Our pupil admission number (PAN) is 24. The Local Authority applies the following admissions criteria in the event of oversubscription:
If the number of preferences for the school is more than the number of spaces available, places will be allocated in the following priority order:
Children in Local Authority Care or Previously in Local Authority Care – a ‘looked after child’ or a child who was previously looked after but immediately after being looked after became subject to an adoption, child arrangements, or special guardianship order. A looked after child is a child who is (a) in the care of a local authority, or (b) being provided with accommodation by a local authority in the exercise of their social services functions (see the definition in Section 22(1) of the Children Act 1989).
Current Family Association – a brother or sister in the same school at the time of entry where the family continue to live at the same address as when the sibling was admitted –or –if they have moved –live within 2 miles of the school, or have moved to a property that is nearer to the school than the previous property as defined by the ‘Nearness’ criterion’ (below). In this context brother or sister means children who live as brother and sister in the same house, including natural brothers or sisters, adopted siblings, stepbrothers or sisters, foster brothers or sisters.
Health and Special Access Reasons – Medical, health, social and special access reasons will be applied in accordance with the school’s legal obligations, in particular those under the Equality Act 2010. Priority will be given to those children whose mental or physical impairment means they have a demonstrable and significant need to attend a particular school. Equally this priority will apply to children whose parents’/guardians’ physical or mental health or social needs mean that they have a demonstrable and significant need to attend a particular school. Such claims will need to be supported by written evidence from a suitably qualified medical or other practitioner who can demonstrate a special connection between these needs and the particular school.
Nearness of children’s homes to school – we use the distance between the child’s permanent home address and the school, measured in a straight line using the National Land and Property Gazetteer (NLPG) address point. Distances are measured from a point defined as within the child’s home to a point defined as within the school as specified by NLPG. The same address point on the school site is used for everybody. When we apply the distance criterion for an oversubscribed Community or Voluntary Controlled school, these straight line measurements are used to determine how close each applicant’s address is to the school.

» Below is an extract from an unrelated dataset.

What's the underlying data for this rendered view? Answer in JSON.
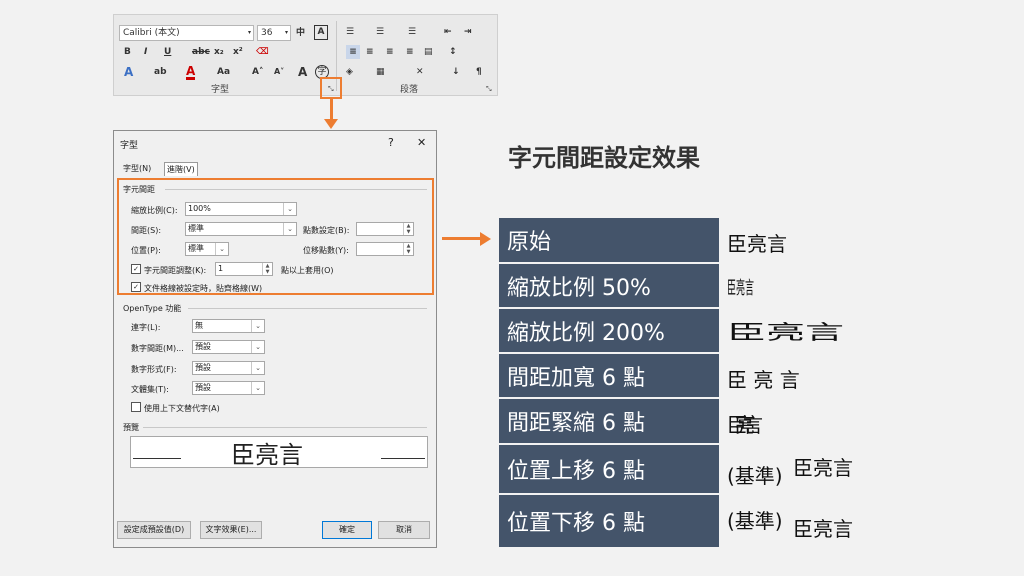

In the event of any of the above criteria being oversubscribed, priority will be given based on distance as described above with those closest being given higher priority. In the unlikely event that two or more children in all other ways have equal eligibility for the last available place at the school, the names will be issued a number and drawn randomly to decide which child should be given the place.